Exercise ▸ Please go line by line through the material and copy each one containing the word "info".

Data in this exercise ▸
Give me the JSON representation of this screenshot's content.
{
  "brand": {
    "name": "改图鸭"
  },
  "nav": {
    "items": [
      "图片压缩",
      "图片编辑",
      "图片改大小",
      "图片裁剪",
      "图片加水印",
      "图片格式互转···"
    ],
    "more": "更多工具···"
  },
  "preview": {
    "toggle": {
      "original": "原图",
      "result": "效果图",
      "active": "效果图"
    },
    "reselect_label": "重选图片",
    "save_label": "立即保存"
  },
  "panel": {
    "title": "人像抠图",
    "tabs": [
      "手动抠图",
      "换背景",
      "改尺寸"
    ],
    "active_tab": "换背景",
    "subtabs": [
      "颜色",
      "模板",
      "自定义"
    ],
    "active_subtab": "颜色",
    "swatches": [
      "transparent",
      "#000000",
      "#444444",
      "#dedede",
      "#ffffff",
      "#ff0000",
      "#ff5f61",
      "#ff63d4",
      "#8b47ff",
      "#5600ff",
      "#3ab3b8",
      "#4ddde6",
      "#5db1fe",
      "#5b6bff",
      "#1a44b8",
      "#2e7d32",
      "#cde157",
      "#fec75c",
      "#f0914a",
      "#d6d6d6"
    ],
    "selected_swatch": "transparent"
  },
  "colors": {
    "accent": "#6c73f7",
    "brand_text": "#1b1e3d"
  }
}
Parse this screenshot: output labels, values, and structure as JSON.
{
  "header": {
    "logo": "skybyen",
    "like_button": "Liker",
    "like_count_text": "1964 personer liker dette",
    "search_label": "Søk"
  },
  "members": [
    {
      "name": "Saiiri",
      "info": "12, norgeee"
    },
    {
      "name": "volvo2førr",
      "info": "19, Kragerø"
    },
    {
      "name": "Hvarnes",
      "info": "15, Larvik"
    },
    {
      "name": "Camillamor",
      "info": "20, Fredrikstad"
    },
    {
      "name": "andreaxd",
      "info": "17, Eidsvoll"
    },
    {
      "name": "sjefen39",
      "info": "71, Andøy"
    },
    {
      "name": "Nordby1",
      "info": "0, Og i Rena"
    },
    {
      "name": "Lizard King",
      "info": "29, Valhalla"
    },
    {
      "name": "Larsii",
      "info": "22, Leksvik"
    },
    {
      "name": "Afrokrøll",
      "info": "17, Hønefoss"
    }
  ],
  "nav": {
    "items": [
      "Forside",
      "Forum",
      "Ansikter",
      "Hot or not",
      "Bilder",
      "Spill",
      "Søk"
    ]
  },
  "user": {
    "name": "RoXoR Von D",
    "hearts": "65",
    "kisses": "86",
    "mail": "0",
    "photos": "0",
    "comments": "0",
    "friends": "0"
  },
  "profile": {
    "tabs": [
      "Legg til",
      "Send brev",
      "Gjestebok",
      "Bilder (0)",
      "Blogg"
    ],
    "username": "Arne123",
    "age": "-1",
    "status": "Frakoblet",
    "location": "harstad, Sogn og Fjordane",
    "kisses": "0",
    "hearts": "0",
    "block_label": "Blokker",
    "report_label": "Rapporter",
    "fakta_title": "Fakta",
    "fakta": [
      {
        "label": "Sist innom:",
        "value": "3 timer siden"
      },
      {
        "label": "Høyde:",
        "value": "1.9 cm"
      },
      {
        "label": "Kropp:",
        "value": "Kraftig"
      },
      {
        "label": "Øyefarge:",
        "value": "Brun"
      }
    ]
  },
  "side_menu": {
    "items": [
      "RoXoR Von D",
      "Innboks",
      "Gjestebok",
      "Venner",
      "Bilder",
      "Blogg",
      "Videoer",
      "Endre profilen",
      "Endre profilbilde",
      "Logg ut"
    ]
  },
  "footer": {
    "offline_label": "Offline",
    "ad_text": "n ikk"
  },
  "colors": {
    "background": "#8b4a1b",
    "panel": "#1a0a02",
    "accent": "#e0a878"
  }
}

Response below ▸
      "info": "12, norgeee"
      "info": "19, Kragerø"
      "info": "15, Larvik"
      "info": "20, Fredrikstad"
      "info": "17, Eidsvoll"
      "info": "71, Andøy"
      "info": "0, Og i Rena"
      "info": "29, Valhalla"
      "info": "22, Leksvik"
      "info": "17, Hønefoss"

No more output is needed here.